Legal Assistant

The duties of a legal assistant, also called a paralegal, have changed dramatically in the last twenty years. A career as a legal assistant has transformed from a secretarial position to one of great trust and a heavy obligation to complete complex legal tasks accurately under, sometimes, stressful circumstances.

Law firms employ approximately 70 percent of legal assistants and paralegals, with the remaining 30 percent working for corporations or government agencies.

There are numerous areas of law, including:

  • Real Estate
  • Corporate
  • Securities
  • Intellectual Properties
  • Labor Law
  • Immigration
  • Criminal
  • Civil Litigation
  • Personal Injury
  • Family (or Matrimonial)
  • Wills and Estates.
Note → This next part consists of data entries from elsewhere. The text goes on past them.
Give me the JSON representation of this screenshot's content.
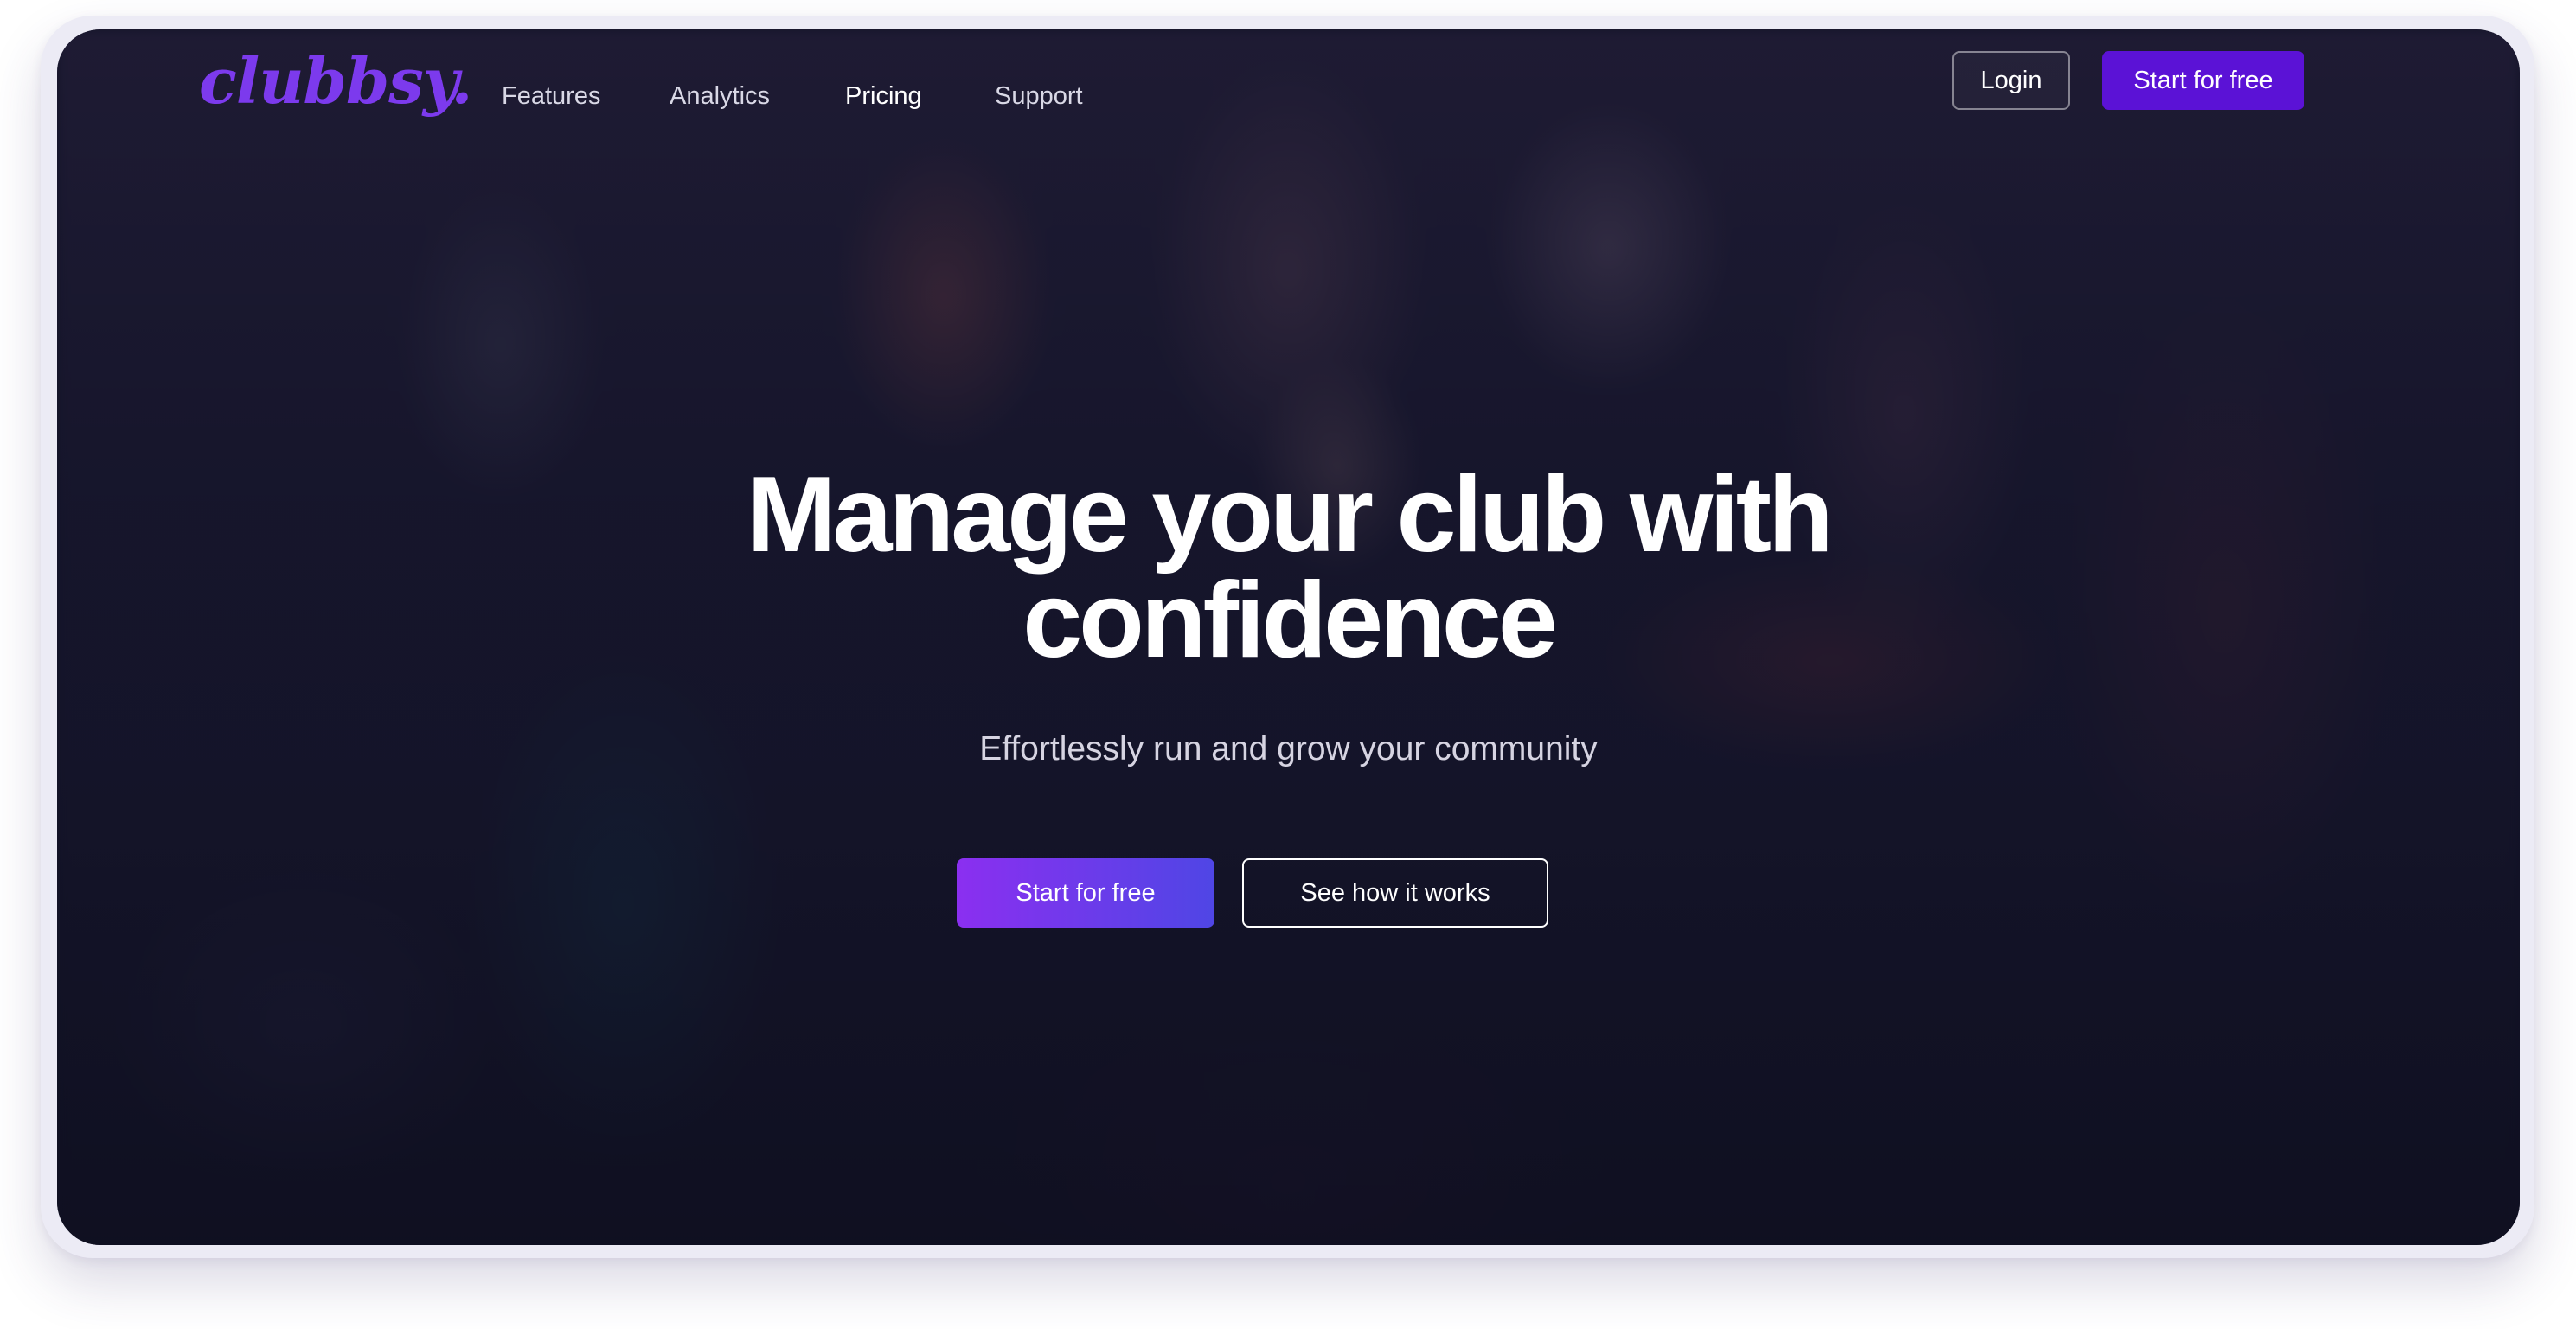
{
  "brand": {
    "logo_text": "clubbsy.",
    "accent_color": "#7c3aed",
    "primary_button_color": "#5b12d6"
  },
  "nav": {
    "links": [
      {
        "label": "Features"
      },
      {
        "label": "Analytics"
      },
      {
        "label": "Pricing"
      },
      {
        "label": "Support"
      }
    ],
    "login_label": "Login",
    "start_label": "Start for free"
  },
  "hero": {
    "headline_line1": "Manage your club with",
    "headline_line2": "confidence",
    "subheadline": "Effortlessly run and grow your community",
    "primary_cta": "Start for free",
    "secondary_cta": "See how it works",
    "background": "blurred nightclub crowd photo"
  }
}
As technology advances, other areas of law are likely to emerge.

Most legal assistants and paralegals are specialized. For instance, a legal assistant’s job description may concentrate solely on Civil Litigation. He or she needs expertise in this area of law to provide an attorney with skilled assistance.

Small to medium sized law firms likely require a more generalized skill set, while large firms seek legal assistants with specific abilities.

A legal assistant or paralegal must be proficient in:

  • Time management
  • Organizational techniques
  • Legal terminology
  • Superior writing capabilities
  • Research
  • Oral communications
  • Critical thinking
  • Flexibility

The job description for a legal assistant or paralegal highlights the necessity for the above capabilities.

What does a Legal Assistant do?

A legal case, from commencement to conclusion, involves diverse tasks for the legal assistant or paralegal. He or she performs several duties that were once the exclusive domain of an attorney, but are now delegated to the legal assistant.

The primary obligation of a legal assistant or paralegal to a barrister attorney (an attorney who primarily handles lawsuits) is to assist with investigation, document preparation (briefs, pleadings and appeals), negotiations, settlement or hearing of a case. Most legal cases are settled prior to a court hearing; however, some lawsuits do proceed to trial.

The legal assistant or paralegal who works with a solicitor attorney (an attorney who deals exclusively with non-lawsuit files, such as contracts, wills, real estate closings, etc.), is involved in research, document preparation (wills, contracts, probate applications, property conveyances), client interviews and interaction with other professionals.

A legal assistant and paralegal must have in-depth knowledge of pertinent law. Research capabilities are paramount, as is the ability to distinguish information relevant to the issue at hand.

Oftentimes, a legal assistant or paralegal may be requested to draft reports and summarize proceedings. He or she must utilize critical thinking to emphasize both positive and negative aspects of the case.

Accuracy and attention to detail are vital. A case can be lost based on an inaccuracy in documents or failure to file a particular document within the specific time limit.

The legal assistant monitors numerous files simultaneously and ensures the files are up to date via a diary system. Computer competency is crucial to all aspects of a legal assistant’s job.

A career as a legal assistant or paralegal is challenging within a high pressure environment, yet intensely rewarding.